Reflections on Writing Short Stories

M Y Alam‘s paper ‘Identity politics and the conditions of production: Reflections on writing Short Stories’, which he recently presented at the 11th International Conference on the Short Story in English, has been published on The paper takes a look at what lies behind the production of short stories, from both a writer’s and an academic standpoint. To support this, he offers an insight to ‘Getting laced’, his first short story, written as homework for English class at school and an examination of his story ‘Taxi Driver’ which features in the book Ideas Above Our Station. Here is a small extract from the paper.

‘The world makes you write what you write – but how you write, that’s down to your own neuroses and biases. I’m pretty sure most people realize this, or have a view of this kind of position. But this is especially relevant when it comes to writing that takes place in – and is of – political minorities. I use this term as a catch all means of referring to groups who may be in the numerical minority but also possess, significantly, less political power than those who belong to mainstream, centred and neutral positions. I guess I’m talking about what some would call ‘Others’ whether referring to sexuality, ethnicity or culture. In the British context, these deviants have often been foreign but not necessarily distant – the Irish, for example, were and arguably still are one of the most demonized of all ‘ethnic’ and religious groups. Throughout the course of the twentieth century, and even up to the present day, race has figured heavily in the British social imaginary and consciousness. Actually, race, ethnicity, culture or indeed those markers of identity which are more closely linked to faith and religion, appear to be significant throughout the contemporary global landscape. However, the British experience of Empire continues to permeate contemporary life for so called indigenous populations and for those who are of former migrant, former colonial, heritage. It is against this evolving backdrop that the utility of literature, and art in general – and the short story form in particular – is rendered a useful means through which issues pertaining to identity politics are presented, explored and offered to readers.’

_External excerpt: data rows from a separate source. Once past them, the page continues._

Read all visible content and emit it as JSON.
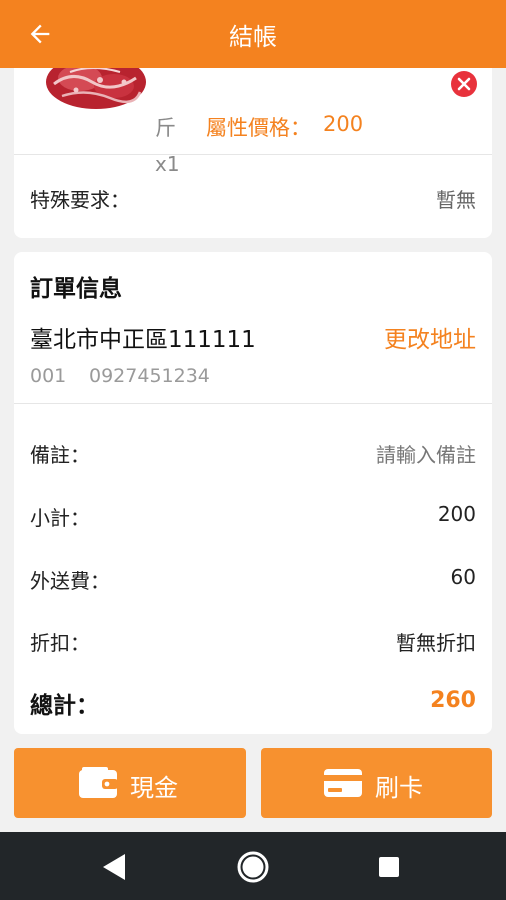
{
  "appbar": {
    "title": "結帳",
    "back_icon": "arrow-left-icon"
  },
  "item": {
    "unit": "斤",
    "attr_label": "屬性價格：",
    "attr_value": "200",
    "quantity": "x1",
    "image_icon": "meat-image",
    "remove_icon": "close-circle-icon"
  },
  "special": {
    "label": "特殊要求：",
    "value": "暫無"
  },
  "order": {
    "title": "訂單信息",
    "address": "臺北市中正區111111",
    "change_address": "更改地址",
    "contact_id": "001",
    "contact_phone": "0927451234",
    "note_label": "備註：",
    "note_placeholder": "請輸入備註",
    "subtotal_label": "小計：",
    "subtotal_value": "200",
    "delivery_label": "外送費：",
    "delivery_value": "60",
    "discount_label": "折扣：",
    "discount_value": "暫無折扣",
    "total_label": "總計：",
    "total_value": "260"
  },
  "payment": {
    "cash_label": "現金",
    "card_label": "刷卡",
    "cash_icon": "wallet-icon",
    "card_icon": "credit-card-icon"
  },
  "colors": {
    "accent": "#f4821f",
    "danger": "#e8323c",
    "nav_bg": "#222629"
  }
}
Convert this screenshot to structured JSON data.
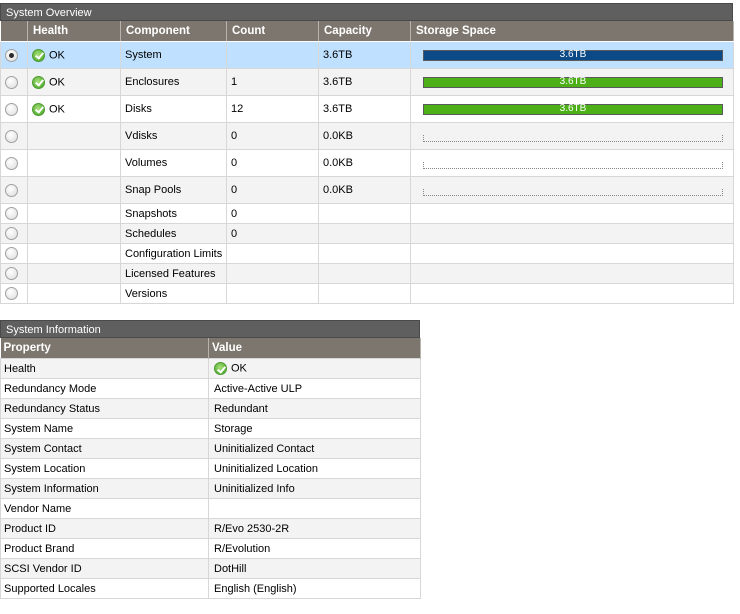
{
  "overview": {
    "title": "System Overview",
    "columns": {
      "select": "",
      "health": "Health",
      "component": "Component",
      "count": "Count",
      "capacity": "Capacity",
      "storage": "Storage Space"
    },
    "rows": [
      {
        "selected": true,
        "health": "OK",
        "component": "System",
        "count": "",
        "capacity": "3.6TB",
        "bar": "blue",
        "bar_label": "3.6TB",
        "fill": 1.0
      },
      {
        "selected": false,
        "health": "OK",
        "component": "Enclosures",
        "count": "1",
        "capacity": "3.6TB",
        "bar": "green",
        "bar_label": "3.6TB",
        "fill": 1.0
      },
      {
        "selected": false,
        "health": "OK",
        "component": "Disks",
        "count": "12",
        "capacity": "3.6TB",
        "bar": "green",
        "bar_label": "3.6TB",
        "fill": 1.0
      },
      {
        "selected": false,
        "health": "",
        "component": "Vdisks",
        "count": "0",
        "capacity": "0.0KB",
        "bar": "empty",
        "bar_label": "",
        "fill": 0
      },
      {
        "selected": false,
        "health": "",
        "component": "Volumes",
        "count": "0",
        "capacity": "0.0KB",
        "bar": "empty",
        "bar_label": "",
        "fill": 0
      },
      {
        "selected": false,
        "health": "",
        "component": "Snap Pools",
        "count": "0",
        "capacity": "0.0KB",
        "bar": "empty",
        "bar_label": "",
        "fill": 0
      },
      {
        "selected": false,
        "health": "",
        "component": "Snapshots",
        "count": "0",
        "capacity": "",
        "bar": "none",
        "bar_label": "",
        "fill": 0
      },
      {
        "selected": false,
        "health": "",
        "component": "Schedules",
        "count": "0",
        "capacity": "",
        "bar": "none",
        "bar_label": "",
        "fill": 0
      },
      {
        "selected": false,
        "health": "",
        "component": "Configuration Limits",
        "count": "",
        "capacity": "",
        "bar": "none",
        "bar_label": "",
        "fill": 0
      },
      {
        "selected": false,
        "health": "",
        "component": "Licensed Features",
        "count": "",
        "capacity": "",
        "bar": "none",
        "bar_label": "",
        "fill": 0
      },
      {
        "selected": false,
        "health": "",
        "component": "Versions",
        "count": "",
        "capacity": "",
        "bar": "none",
        "bar_label": "",
        "fill": 0
      }
    ]
  },
  "info": {
    "title": "System Information",
    "columns": {
      "property": "Property",
      "value": "Value"
    },
    "rows": [
      {
        "property": "Health",
        "value": "OK",
        "icon": "ok-icon"
      },
      {
        "property": "Redundancy Mode",
        "value": "Active-Active ULP"
      },
      {
        "property": "Redundancy Status",
        "value": "Redundant"
      },
      {
        "property": "System Name",
        "value": "Storage"
      },
      {
        "property": "System Contact",
        "value": "Uninitialized Contact"
      },
      {
        "property": "System Location",
        "value": "Uninitialized Location"
      },
      {
        "property": "System Information",
        "value": "Uninitialized Info"
      },
      {
        "property": "Vendor Name",
        "value": ""
      },
      {
        "property": "Product ID",
        "value": "R/Evo 2530-2R"
      },
      {
        "property": "Product Brand",
        "value": "R/Evolution"
      },
      {
        "property": "SCSI Vendor ID",
        "value": "DotHill"
      },
      {
        "property": "Supported Locales",
        "value": "English (English)"
      }
    ]
  },
  "colors": {
    "header": "#7d766e",
    "title_bar": "#5f5f5f",
    "selected_row": "#bfe0ff",
    "bar_blue": "#0b4a86",
    "bar_green": "#4db019",
    "ok_green": "#5cb23a"
  }
}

Click here to read the paper in full or to download it as a PDF.


Humty Dumpty – Discuss

Professor of the absurd Peter Mortimer discusses the social and political resonance of the nursery rhyme Humpty Dumpty in this satirical paper presented at an impromptu fringe session of the 11th International Conference on the Short Story in English. Recorded at The Foyer, Courtyard Hotel, Downtown Toronto, 18 June 2010. Moderating the event is Professor Alan Spence and assisting Professor Mortimer in his presentation are Emma Turnbull and Beda Higgins.

Click here to open up this paper as a PDF. Rick click to save it.


Peter Mortimer is a playwright, poet and travel writer who lives in the North East coastal village of Cullercoats. He is the founder and artistic director of Cloud Nine Theatre Productions, and the editor of IRON Press. His books include Broke Through Britain, 100 Days on Holy Island, The Last of the Hunters, Cool for Qat and Camp Shatila, a chronicle of his time in the Palestinian refugee camp in Beirut where he put on a play with school children. For more information on Peter visit his website

Margaret Atwood – Our Cat Enters Heaven

Margaret Atwood was the headline guest reader at the 11th International Conference on the Short Story in English which took place in Atwood’s home town of Toronto last week. As the city was busy preparing itself for the imminent visit of the world leaders at the G8 summit, in her opening she extended a warm welcome to the ‘Wonderful writers, scholars from all over the world and devotees of the short story. We, right here in Toronto, are so pleased that you have come here, you are much more welcome among us than the G8. Unfortunately we have not spent $1.2million on a pretend lake for you, but we have a lot of real lakes that people will be able to visit at some point. One of them is right out front and it’s called Lake Ontario and it doesn’t cost you a thing.’

She then read two stories, the first of which is presented here, the satirical ‘Our Cat Enters Heaven’ from her collection The Tent.